“They took names, they came out looking for who the people were, got everybody to pack their stuff up nice and put it into storage so they could get where they need to go with the housing,” Bryant explained.
Fort Lauderdale Mayor Dean Trantalis said the partners in the effort focused on housing first, pooling money to pay for hotels and apartments for the more than 70 permanent residents of the camp.READ MORE: Miami Judge Sends Former President Donald Trump's Suit Against Twitter To California
“We’ve scheduled a year’s worth of expenses and we’ll revisit this within the next 10-12 months,” he said.
Trantalis said both the city of Fort Lauderdale and Broward County plan to make this funding part of their annual budget and added that they will also ask the private sector to contribute to the effort. He said they are also focused on supporting the residents of the camp with social services and employment services to try and get them a solid foundation. Trantalis has seen previous efforts at tackling this problem fail and he’s hopeful this time the camp won’t return.
“We’re gonna do everything we can to prevent that from happening,” he said.
Trantalis said there’s another component to this effort that will begin in early January — a new community court to help people cited for panhandling or other violations because of their homelessness.
He said the court will attempt to get the personal services and housing rather than cycling them into the criminal justice system.

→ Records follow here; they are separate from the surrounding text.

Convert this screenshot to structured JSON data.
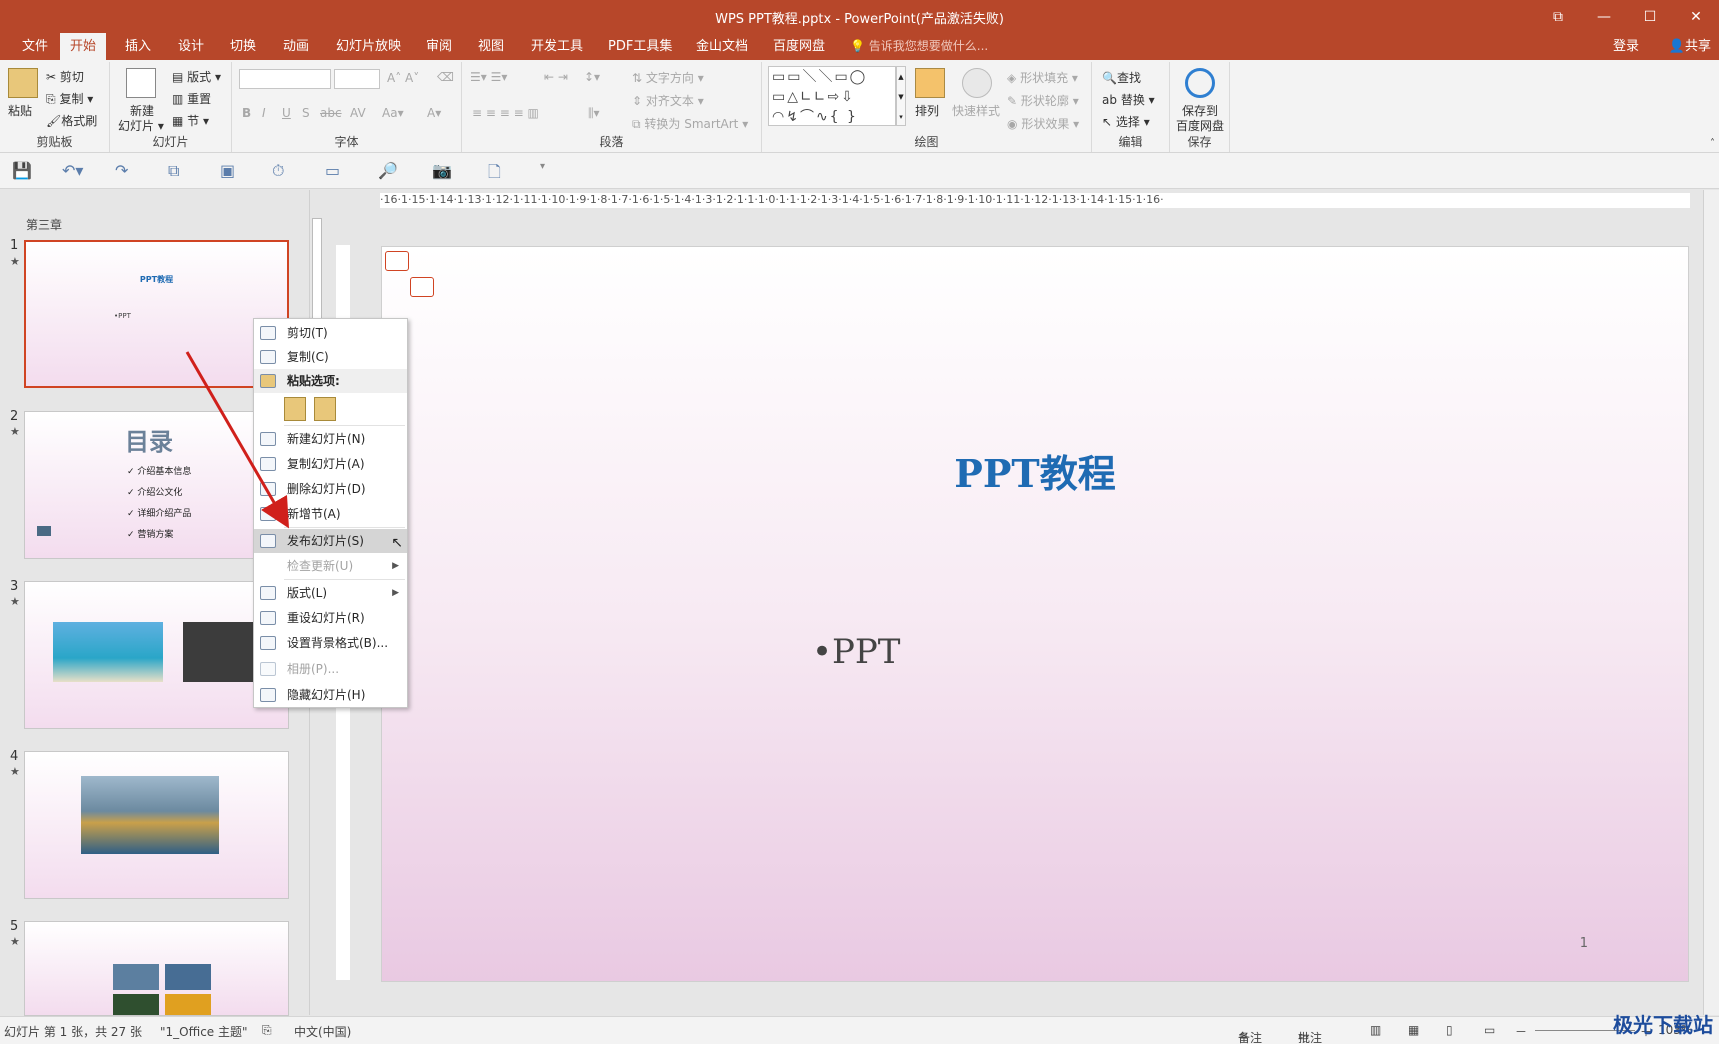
{
  "window": {
    "title": "WPS PPT教程.pptx - PowerPoint(产品激活失败)"
  },
  "menu": {
    "tabs": [
      "文件",
      "开始",
      "插入",
      "设计",
      "切换",
      "动画",
      "幻灯片放映",
      "审阅",
      "视图",
      "开发工具",
      "PDF工具集",
      "金山文档",
      "百度网盘"
    ],
    "active": "开始",
    "tellme": "告诉我您想要做什么...",
    "login": "登录",
    "share": "共享"
  },
  "ribbon": {
    "clipboard": {
      "paste": "粘贴",
      "cut": "剪切",
      "copy": "复制",
      "format_painter": "格式刷",
      "label": "剪贴板"
    },
    "slides": {
      "new_slide": "新建",
      "new_slide2": "幻灯片",
      "layout": "版式",
      "reset": "重置",
      "section": "节",
      "label": "幻灯片"
    },
    "font": {
      "label": "字体"
    },
    "paragraph": {
      "text_direction": "文字方向",
      "align_text": "对齐文本",
      "smartart": "转换为 SmartArt",
      "label": "段落"
    },
    "drawing": {
      "arrange": "排列",
      "quick_styles": "快速样式",
      "shape_fill": "形状填充",
      "shape_outline": "形状轮廓",
      "shape_effects": "形状效果",
      "label": "绘图"
    },
    "editing": {
      "find": "查找",
      "replace": "替换",
      "select": "选择",
      "label": "编辑"
    },
    "save": {
      "save_to": "保存到",
      "baidu": "百度网盘",
      "label": "保存"
    }
  },
  "slides_pane": {
    "section": "第三章",
    "thumbs": [
      {
        "num": "1",
        "title": "PPT教程",
        "body": "•PPT"
      },
      {
        "num": "2",
        "title": "目录",
        "items": [
          "介绍基本信息",
          "介绍公文化",
          "详细介绍产品",
          "营销方案"
        ]
      },
      {
        "num": "3"
      },
      {
        "num": "4"
      },
      {
        "num": "5"
      }
    ]
  },
  "ruler": {
    "h": "·16·1·15·1·14·1·13·1·12·1·11·1·10·1·9·1·8·1·7·1·6·1·5·1·4·1·3·1·2·1·1·1·0·1·1·1·2·1·3·1·4·1·5·1·6·1·7·1·8·1·9·1·10·1·11·1·12·1·13·1·14·1·15·1·16·"
  },
  "slide": {
    "title": "PPT教程",
    "body": "•PPT",
    "page": "1"
  },
  "context_menu": {
    "cut": "剪切(T)",
    "copy": "复制(C)",
    "paste_options": "粘贴选项:",
    "new_slide": "新建幻灯片(N)",
    "duplicate_slide": "复制幻灯片(A)",
    "delete_slide": "删除幻灯片(D)",
    "add_section": "新增节(A)",
    "publish_slides": "发布幻灯片(S)",
    "check_updates": "检查更新(U)",
    "layout": "版式(L)",
    "reset_slide": "重设幻灯片(R)",
    "format_background": "设置背景格式(B)...",
    "photo_album": "相册(P)...",
    "hide_slide": "隐藏幻灯片(H)"
  },
  "status": {
    "slide_info": "幻灯片 第 1 张，共 27 张",
    "theme": "\"1_Office 主题\"",
    "language": "中文(中国)",
    "notes": "备注",
    "comments": "批注",
    "zoom": "103%"
  },
  "watermark": "极光下载站",
  "colors": {
    "accent": "#b7472a",
    "title_blue": "#1f6bb3",
    "arrow": "#d0201b"
  }
}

There are plans for the site next to the library — renovations to the library’s exterior and a new public plaza. Those plans were on hold while people lived on site. Andrew Bryant is optimistic about this new plan by community leaders.MORE NEWS: Desperate To Find More Staff, Some Fast Food Restaurants Recruiting Customers
“I believe they out here trying to help,” he said.